Where were you on November 4, 2008, the day our current president was elected? Well, if you would like a chance to revisit that momentous day, wish you could have voted in one of the boroughs, or have always dreamed of playing a responsible citizen in a motion picture, you're in luck. Tomorrow morning, May 11, we will be creating a scene that depicts a typical voting line in Brooklyn, New York on that 4th and are desperately seeking extras to queue up. It doesn't matter who you voted for back then, or who you might pretend to vote for now to get into character. We'd be thrilled to have you help us make this moment in the film as realistic as possible.
For reference, here's what that looked like:
MORE ON FILMING 'BIG WORDS'
- Wait, Why I Am I Directing a Movie?
- Getting Thrown Out of a Bar, Hollywood Style
- The Shoot Must Go On, But Not While a House Is Burning
- On Location, Arguing With Cops and Hip-Hop Heads
- Bye Bye, Yaya: A Star Departs the Set
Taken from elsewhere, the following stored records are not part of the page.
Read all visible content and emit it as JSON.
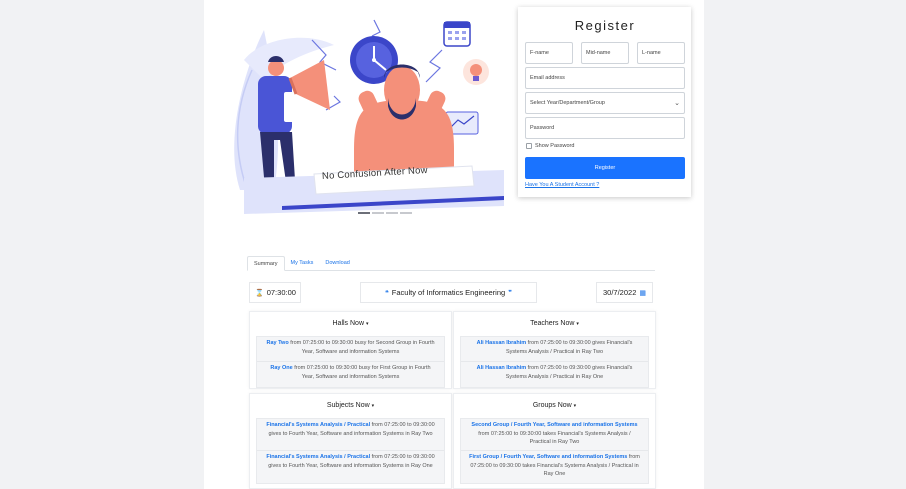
{
  "hero": {
    "caption": "No Confusion After Now",
    "slide_count": 4,
    "active_slide": 1
  },
  "register": {
    "title": "Register",
    "fname_placeholder": "F-name",
    "midname_placeholder": "Mid-name",
    "lname_placeholder": "L-name",
    "email_placeholder": "Email address",
    "select_placeholder": "Select Year/Department/Group",
    "password_placeholder": "Password",
    "show_password_label": "Show Password",
    "submit_label": "Register",
    "login_link": "Have You A Student Account ?"
  },
  "tabs": [
    {
      "label": "Summary",
      "active": true
    },
    {
      "label": "My Tasks",
      "active": false
    },
    {
      "label": "Download",
      "active": false
    }
  ],
  "info": {
    "time": "07:30:00",
    "faculty": "Faculty of Informatics Engineering",
    "date": "30/7/2022"
  },
  "panels": {
    "halls": {
      "title": "Halls Now",
      "items": [
        {
          "name": "Ray Two",
          "text": " from 07:25:00 to 09:30:00 busy for Second Group in Fourth Year, Software and information Systems"
        },
        {
          "name": "Ray One",
          "text": " from 07:25:00 to 09:30:00 busy for First Group in Fourth Year, Software and information Systems"
        }
      ]
    },
    "teachers": {
      "title": "Teachers Now",
      "items": [
        {
          "name": "Ali Hassan Ibrahim",
          "text": " from 07:25:00 to 09:30:00 gives Financial's Systems Analysis / Practical in Ray Two"
        },
        {
          "name": "Ali Hassan Ibrahim",
          "text": " from 07:25:00 to 09:30:00 gives Financial's Systems Analysis / Practical in Ray One"
        }
      ]
    },
    "subjects": {
      "title": "Subjects Now",
      "items": [
        {
          "name": "Financial's Systems Analysis / Practical",
          "text": " from 07:25:00 to 09:30:00 gives to Fourth Year, Software and information Systems in Ray Two"
        },
        {
          "name": "Financial's Systems Analysis / Practical",
          "text": " from 07:25:00 to 09:30:00 gives to Fourth Year, Software and information Systems in Ray One"
        }
      ]
    },
    "groups": {
      "title": "Groups Now",
      "items": [
        {
          "name": "Second Group / Fourth Year, Software and information Systems",
          "text": " from 07:25:00 to 09:30:00 takes Financial's Systems Analysis / Practical in Ray Two"
        },
        {
          "name": "First Group / Fourth Year, Software and information Systems",
          "text": " from 07:25:00 to 09:30:00 takes Financial's Systems Analysis / Practical in Ray One"
        }
      ]
    }
  },
  "colors": {
    "accent": "#1a73ff",
    "link": "#1a73e8",
    "illustration_primary": "#4a55d6",
    "illustration_skin": "#f4907a"
  },
  "icons": {
    "time": "hourglass-icon",
    "faculty": "quote-icon",
    "date": "calendar-icon",
    "select": "chevron-down-icon"
  }
}
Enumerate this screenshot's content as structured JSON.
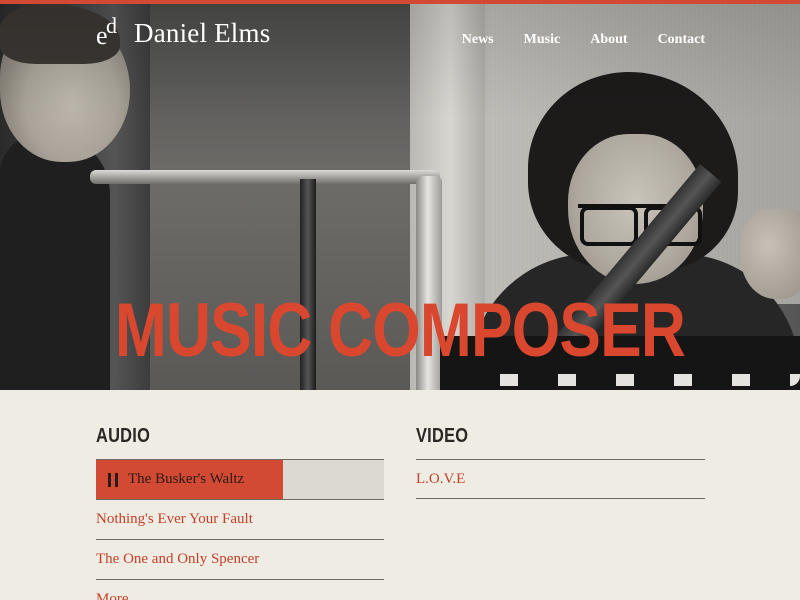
{
  "header": {
    "logo_text": "Daniel Elms",
    "nav": [
      "News",
      "Music",
      "About",
      "Contact"
    ]
  },
  "hero": {
    "title": "MUSIC COMPOSER"
  },
  "audio": {
    "heading": "AUDIO",
    "now_playing": {
      "label": "The Busker's Waltz",
      "progress": 0.65
    },
    "tracks": [
      "Nothing's Ever Your Fault",
      "The One and Only Spencer",
      "More"
    ]
  },
  "video": {
    "heading": "VIDEO",
    "items": [
      "L.O.V.E"
    ]
  },
  "colors": {
    "accent": "#d24a33",
    "background": "#efece4",
    "text_dark": "#2a2724"
  }
}
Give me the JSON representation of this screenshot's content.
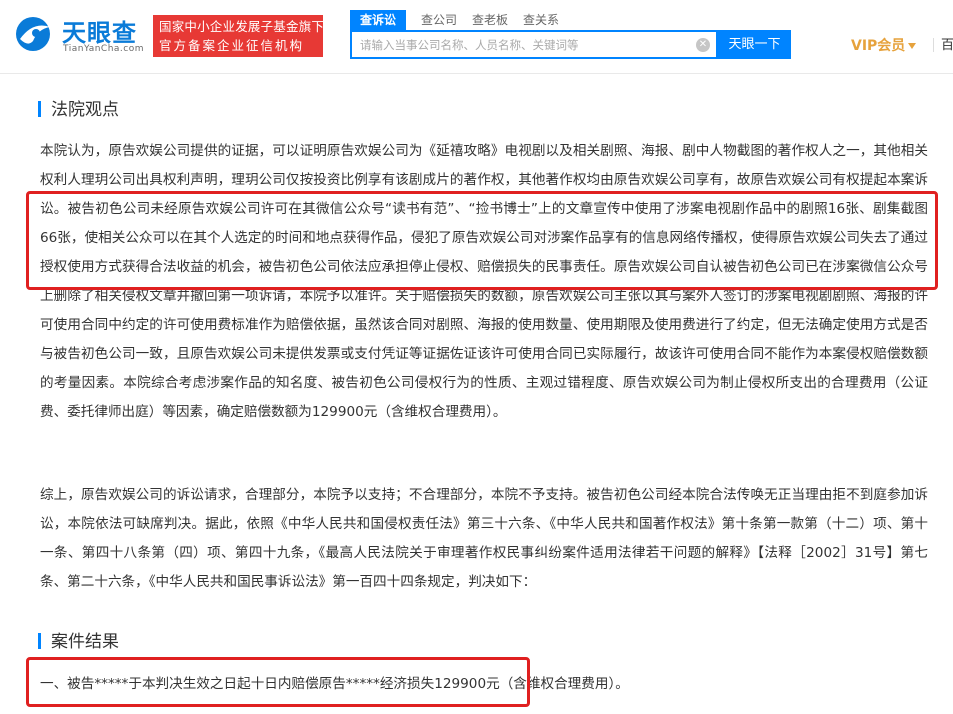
{
  "header": {
    "logo_name": "天眼查",
    "logo_domain": "TianYanCha.com",
    "badge_line1": "国家中小企业发展子基金旗下",
    "badge_line2": "官方备案企业征信机构",
    "search_tabs": [
      "查诉讼",
      "查公司",
      "查老板",
      "查关系"
    ],
    "search_placeholder": "请输入当事公司名称、人员名称、关键词等",
    "search_button": "天眼一下",
    "vip_label": "VIP会员",
    "nav_more": "百",
    "colors": {
      "brand_blue": "#0084ff",
      "badge_red": "#e73935",
      "vip_gold": "#e6a23c",
      "highlight_red": "#e02020"
    }
  },
  "sections": {
    "court_opinion_title": "法院观点",
    "court_opinion_p1": "本院认为，原告欢娱公司提供的证据，可以证明原告欢娱公司为《延禧攻略》电视剧以及相关剧照、海报、剧中人物截图的著作权人之一，其他相关权利人理玥公司出具权利声明，理玥公司仅按投资比例享有该剧成片的著作权，其他著作权均由原告欢娱公司享有，故原告欢娱公司有权提起本案诉讼。被告初色公司未经原告欢娱公司许可在其微信公众号“读书有范”、“捡书博士”上的文章宣传中使用了涉案电视剧作品中的剧照16张、剧集截图66张，使相关公众可以在其个人选定的时间和地点获得作品，侵犯了原告欢娱公司对涉案作品享有的信息网络传播权，使得原告欢娱公司失去了通过授权使用方式获得合法收益的机会，被告初色公司依法应承担停止侵权、赔偿损失的民事责任。原告欢娱公司自认被告初色公司已在涉案微信公众号上删除了相关侵权文章并撤回第一项诉请，本院予以准许。关于赔偿损失的数额，原告欢娱公司主张以其与案外人签订的涉案电视剧剧照、海报的许可使用合同中约定的许可使用费标准作为赔偿依据，虽然该合同对剧照、海报的使用数量、使用期限及使用费进行了约定，但无法确定使用方式是否与被告初色公司一致，且原告欢娱公司未提供发票或支付凭证等证据佐证该许可使用合同已实际履行，故该许可使用合同不能作为本案侵权赔偿数额的考量因素。本院综合考虑涉案作品的知名度、被告初色公司侵权行为的性质、主观过错程度、原告欢娱公司为制止侵权所支出的合理费用（公证费、委托律师出庭）等因素，确定赔偿数额为129900元（含维权合理费用）。",
    "court_opinion_p2": "综上，原告欢娱公司的诉讼请求，合理部分，本院予以支持；不合理部分，本院不予支持。被告初色公司经本院合法传唤无正当理由拒不到庭参加诉讼，本院依法可缺席判决。据此，依照《中华人民共和国侵权责任法》第三十六条、《中华人民共和国著作权法》第十条第一款第（十二）项、第十一条、第四十八条第（四）项、第四十九条，《最高人民法院关于审理著作权民事纠纷案件适用法律若干问题的解释》【法释［2002］31号】第七条、第二十六条，《中华人民共和国民事诉讼法》第一百四十四条规定，判决如下：",
    "result_title": "案件结果",
    "result_p1": "一、被告*****于本判决生效之日起十日内赔偿原告*****经济损失129900元（含维权合理费用）。"
  }
}
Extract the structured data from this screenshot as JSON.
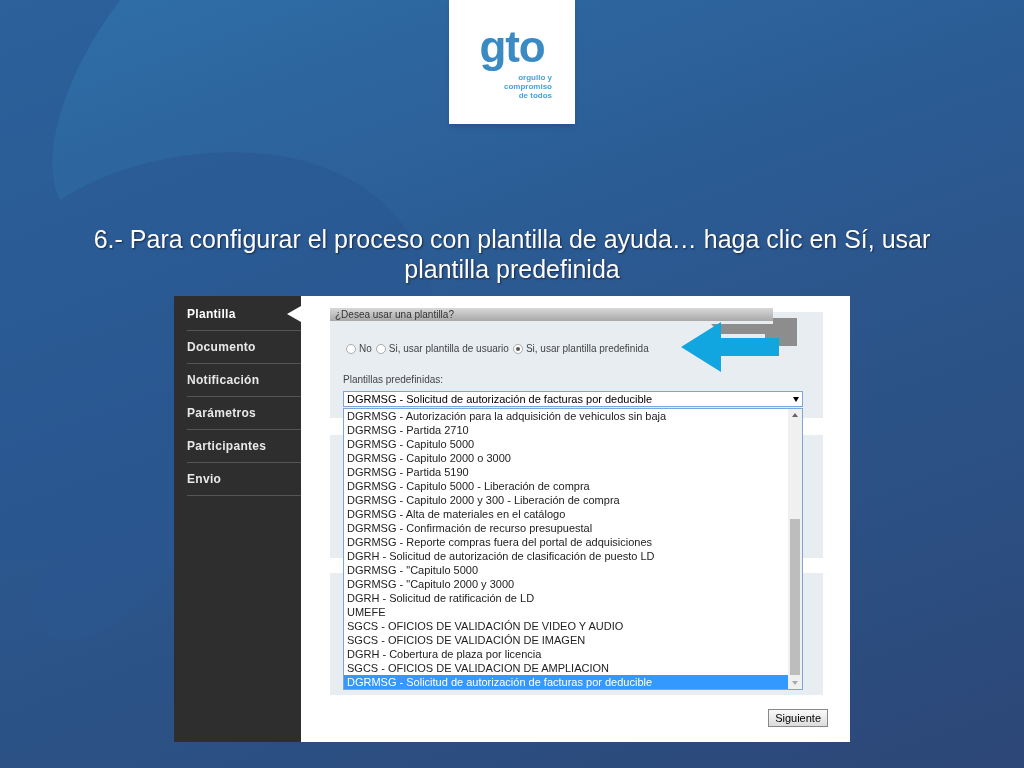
{
  "logo": {
    "mark": "gto",
    "tagline": [
      "orgullo y",
      "compromiso",
      "de todos"
    ]
  },
  "slide_title": "6.- Para configurar el proceso con plantilla de ayuda… haga clic en Sí, usar plantilla predefinida",
  "sidebar": {
    "items": [
      {
        "label": "Plantilla",
        "selected": true
      },
      {
        "label": "Documento",
        "selected": false
      },
      {
        "label": "Notificación",
        "selected": false
      },
      {
        "label": "Parámetros",
        "selected": false
      },
      {
        "label": "Participantes",
        "selected": false
      },
      {
        "label": "Envio",
        "selected": false
      }
    ]
  },
  "question_panel": {
    "title": "¿Desea usar una plantilla?",
    "options": [
      {
        "label": "No",
        "selected": false
      },
      {
        "label": "Si, usar plantilla de usuario",
        "selected": false
      },
      {
        "label": "Si, usar plantilla predefinida",
        "selected": true
      }
    ]
  },
  "template_select": {
    "label": "Plantillas predefinidas:",
    "value": "DGRMSG - Solicitud de autorización de facturas por deducible",
    "options": [
      {
        "label": "DGRMSG - Autorización para la adquisición de vehiculos sin baja",
        "selected": false
      },
      {
        "label": "DGRMSG - Partida 2710",
        "selected": false
      },
      {
        "label": "DGRMSG - Capitulo 5000",
        "selected": false
      },
      {
        "label": "DGRMSG - Capitulo 2000 o 3000",
        "selected": false
      },
      {
        "label": "DGRMSG - Partida 5190",
        "selected": false
      },
      {
        "label": "DGRMSG - Capitulo 5000 - Liberación de compra",
        "selected": false
      },
      {
        "label": "DGRMSG - Capitulo 2000 y 300 - Liberación de compra",
        "selected": false
      },
      {
        "label": "DGRMSG - Alta de materiales en el catálogo",
        "selected": false
      },
      {
        "label": "DGRMSG - Confirmación de recurso presupuestal",
        "selected": false
      },
      {
        "label": "DGRMSG - Reporte compras fuera del portal de adquisiciones",
        "selected": false
      },
      {
        "label": "DGRH - Solicitud de autorización de clasificación de puesto LD",
        "selected": false
      },
      {
        "label": "DGRMSG - \"Capitulo 5000",
        "selected": false
      },
      {
        "label": "DGRMSG - \"Capitulo 2000 y 3000",
        "selected": false
      },
      {
        "label": "DGRH - Solicitud de ratificación de LD",
        "selected": false
      },
      {
        "label": "UMEFE",
        "selected": false
      },
      {
        "label": "SGCS - OFICIOS DE VALIDACIÓN DE VIDEO Y AUDIO",
        "selected": false
      },
      {
        "label": "SGCS - OFICIOS DE VALIDACIÓN DE IMAGEN",
        "selected": false
      },
      {
        "label": "DGRH - Cobertura de plaza por licencia",
        "selected": false
      },
      {
        "label": "SGCS - OFICIOS DE VALIDACION DE AMPLIACION",
        "selected": false
      },
      {
        "label": "DGRMSG - Solicitud de autorización de facturas por deducible",
        "selected": true
      }
    ]
  },
  "next_button": "Siguiente"
}
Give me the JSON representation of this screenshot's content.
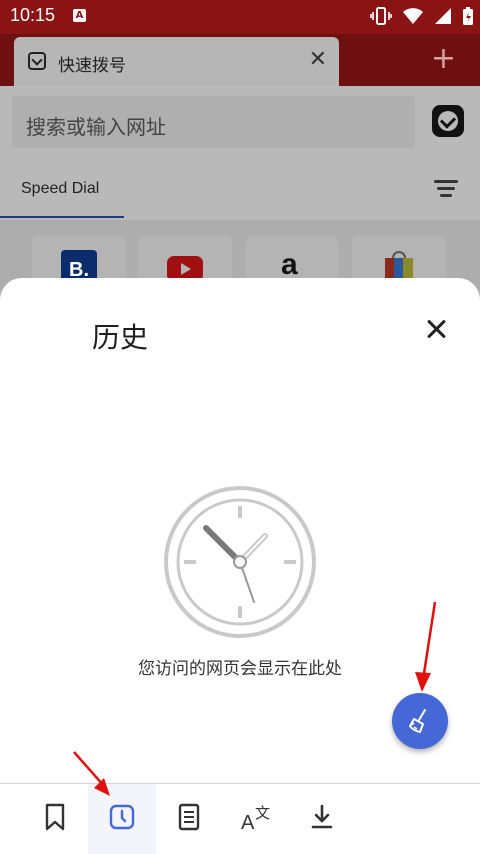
{
  "status_bar": {
    "time": "10:15",
    "notification_badge": "A"
  },
  "tab_bar": {
    "active_tab_title": "快速拨号",
    "new_tab_symbol": "+"
  },
  "address_bar": {
    "placeholder": "搜索或输入网址"
  },
  "speed_dial": {
    "tab_label": "Speed Dial",
    "tiles": [
      {
        "icon": "booking-icon",
        "label": "B."
      },
      {
        "icon": "youtube-icon",
        "label": ""
      },
      {
        "icon": "amazon-icon",
        "label": "a"
      },
      {
        "icon": "shopping-bag-icon",
        "label": ""
      }
    ]
  },
  "history_panel": {
    "title": "历史",
    "empty_message": "您访问的网页会显示在此处"
  },
  "bottom_nav": {
    "items": [
      {
        "icon": "bookmark-icon",
        "active": false
      },
      {
        "icon": "history-icon",
        "active": true
      },
      {
        "icon": "notes-icon",
        "active": false
      },
      {
        "icon": "translate-icon",
        "active": false
      },
      {
        "icon": "download-icon",
        "active": false
      }
    ]
  },
  "colors": {
    "tab_bar_red": "#8a1414",
    "accent_blue": "#4568d6",
    "overlay_gray": "#b9b9b9"
  }
}
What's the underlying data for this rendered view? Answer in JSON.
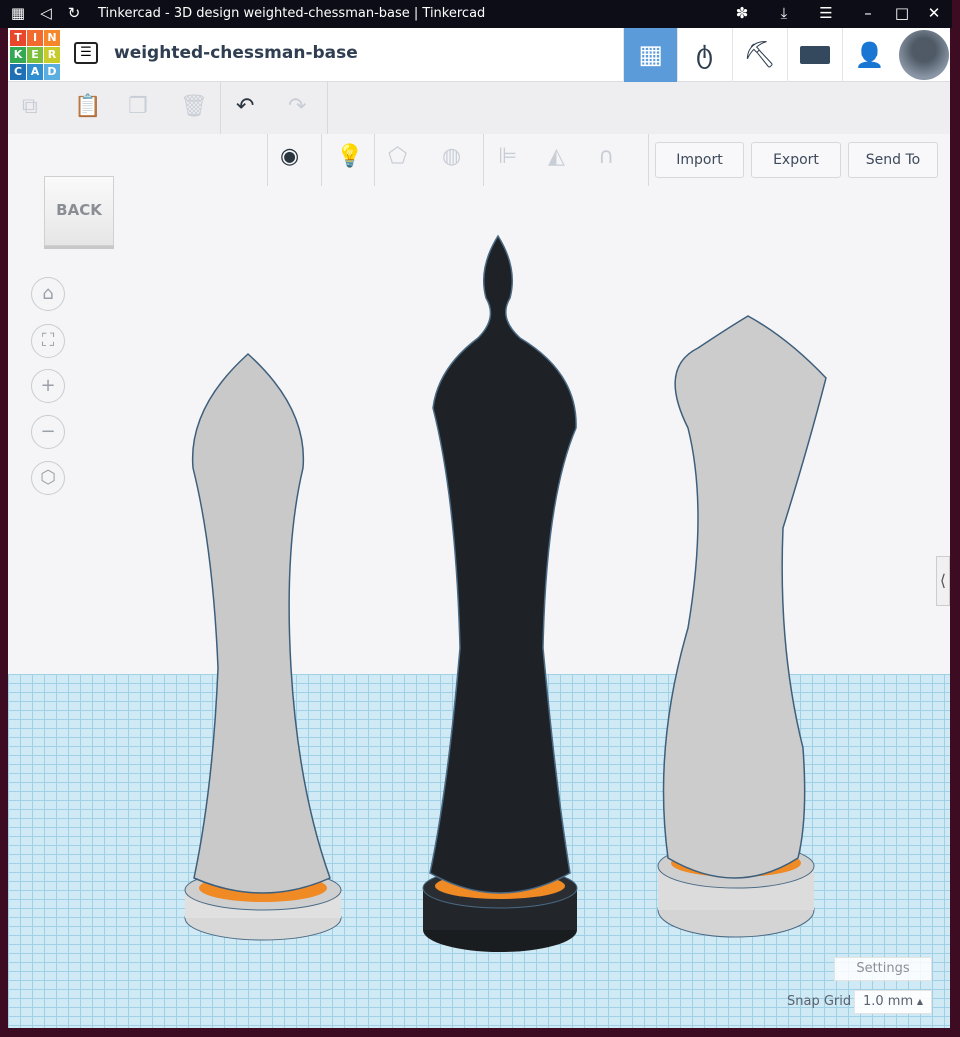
{
  "browser": {
    "title": "Tinkercad - 3D design weighted-chessman-base | Tinkercad"
  },
  "header": {
    "logo": [
      "T",
      "I",
      "N",
      "K",
      "E",
      "R",
      "C",
      "A",
      "D"
    ],
    "design_name": "weighted-chessman-base",
    "accent": "#5b9bd9"
  },
  "toolbar": {
    "import": "Import",
    "export": "Export",
    "send_to": "Send To"
  },
  "viewcube": {
    "label": "BACK"
  },
  "footer": {
    "settings": "Settings",
    "snap_grid_label": "Snap Grid",
    "snap_grid_value": "1.0 mm"
  }
}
We will be lining up on Taaffe Place between Myrtle and Willoughby Avenues in Fort Greene, Brooklyn, right near the Pratt University campus. Our costume department humbly requests that all extras try to bring or wear lightweight fall clothing. No heavy jackets. Pants and long sleeves. Preferably no bright colors or logos. The call time for extras will be 7:30 a.m. (It's early, yes. But this way, you can participate and still make it in to the office on time.)
If you know in advance that you're going to be able to make it, please drop me a line by emailing me or leave confirmation in the comments section below. This is strictly for headcount reasons. You can also just show up. The production will be most grateful either way.
In addition, we will be staging a mock reading with The Atlantic editor and writer Ta-Nehisi Coates at 8:30 a.m. on Saturday, May 12, at a wonderful bookstore in Soho. If interested, contact us via email and we will provide the location and further details.
As my assistant director says often and with gusto: "Let's make a movie, people!"